He added that many people switch to paper shavings if they have horses with allergies to pine or if they themselves have problems with dust from shavings. The paper shavings are vacuumed as they are made, eliminating most of the dust.

Based in Lapeer, Michigan, R&R distributes its products mostly in the Midwest, and Burrough said Equi-Stat Elite $6 Million Rider Shawn Flarida, of Springfield, Ohio, is one of their biggest customers. Startup with paper shavings is fairly simple — one bag is equivalent to a bag and a half of pine shavings, so two bags of paper shavings should be enough for a 10-by-12 stall, he explained.

Another option for horse bedding may come as a surprise. Hemp, grown in China for thousands of years and commonly used in Europe as livestock bedding, is starting to take hold in the U.S. Hemp has bark fibers that surround a woody core, and through a process called decortication, those fibers are separated from the core.
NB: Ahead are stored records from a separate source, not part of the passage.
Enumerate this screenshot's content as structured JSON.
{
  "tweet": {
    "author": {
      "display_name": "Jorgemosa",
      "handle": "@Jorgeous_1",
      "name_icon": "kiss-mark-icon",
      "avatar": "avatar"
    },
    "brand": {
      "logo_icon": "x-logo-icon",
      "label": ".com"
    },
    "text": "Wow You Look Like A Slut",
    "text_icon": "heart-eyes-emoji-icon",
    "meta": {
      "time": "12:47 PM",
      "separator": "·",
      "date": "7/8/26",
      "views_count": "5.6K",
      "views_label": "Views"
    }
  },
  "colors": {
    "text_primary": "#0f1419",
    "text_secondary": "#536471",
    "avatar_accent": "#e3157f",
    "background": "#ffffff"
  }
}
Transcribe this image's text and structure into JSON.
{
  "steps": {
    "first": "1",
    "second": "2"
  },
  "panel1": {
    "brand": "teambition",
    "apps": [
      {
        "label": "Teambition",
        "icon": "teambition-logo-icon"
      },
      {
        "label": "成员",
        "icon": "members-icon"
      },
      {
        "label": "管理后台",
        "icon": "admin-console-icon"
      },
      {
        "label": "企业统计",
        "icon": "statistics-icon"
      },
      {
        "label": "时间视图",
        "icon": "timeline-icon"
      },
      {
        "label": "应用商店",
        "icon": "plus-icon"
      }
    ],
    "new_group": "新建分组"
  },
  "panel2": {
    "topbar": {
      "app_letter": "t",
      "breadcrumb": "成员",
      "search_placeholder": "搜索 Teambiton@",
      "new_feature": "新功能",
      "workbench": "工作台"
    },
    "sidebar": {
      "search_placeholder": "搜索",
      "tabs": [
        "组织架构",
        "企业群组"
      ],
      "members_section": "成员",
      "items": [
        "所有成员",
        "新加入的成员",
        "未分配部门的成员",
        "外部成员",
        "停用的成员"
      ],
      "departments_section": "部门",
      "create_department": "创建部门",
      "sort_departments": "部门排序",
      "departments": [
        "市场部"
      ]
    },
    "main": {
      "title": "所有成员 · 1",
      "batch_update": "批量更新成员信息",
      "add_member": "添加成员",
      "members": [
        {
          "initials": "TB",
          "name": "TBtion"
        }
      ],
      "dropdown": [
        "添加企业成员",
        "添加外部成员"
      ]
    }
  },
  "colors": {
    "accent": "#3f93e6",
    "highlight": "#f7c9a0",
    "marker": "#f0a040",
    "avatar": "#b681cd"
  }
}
That’s where the bedding comes from.

“Its function as it’s being cultivated is to help transport water through the plant structure, so the porosity and the way that the material is structured actually helps make it a good bedding because it has that absorbent structure to it already,” said Patrique Veille, market strategist for American Hemp in Winston-Salem, North Carolina. “It’s an annually cultivated, rapidly renewable row crop that comes from the cannabis genus, but it has low amounts of THC [Tetrahydrocannabinol, the principal psychoactive constituent of cannabis] – 0.3 percent or less.”

Since Section 7606 of the U.S. Agricultural Act of 2014 passed, more states have been able to legally cultivate hemp to process and market it. Thus, the popularity of hemp bedding is on the rise due to the more stable supply.

“When we’ve done tests, it’s about twice as absorbent as [pine] shavings and definitely more than the straw,” Veille said. “It doesn’t have a hollow core like the straw. It also has low dust, and that’s attributed to the way it’s processed. People have also mentioned they felt like it was good at odor control.

“And, it’s lightweight,” he added. “Some of our older clients like the lightweight factor of it; they feel like it’s easier to muck out. When people have put it on their pastures, it is higher in Nitrogen than the wood shavings, so they felt like it was better for their pastures.”

The main disadvantage to hemp bedding is the initial cost, although once a stall is set up with hemp shavings, it can require less replacement bedding than pine shavings because of its longevity and absorbency. Most of the supply is on the East Coast currently, making shipping to the West Coast more expensive, but that could decrease as more local processing facilities pop up.

Thanks to today’s technology and continuous new research, there are many options on the market for horse bedding. Picking the one that’s best for your horses often comes down to initial startup costs, disposal alternatives and personal preference. As globalization progresses, if one doesn’t work, there are many others waiting in the wings until you find the one that keeps you and your horse happy.

This article was originally published in the June 15, 2018 issue of Quarter Horse News.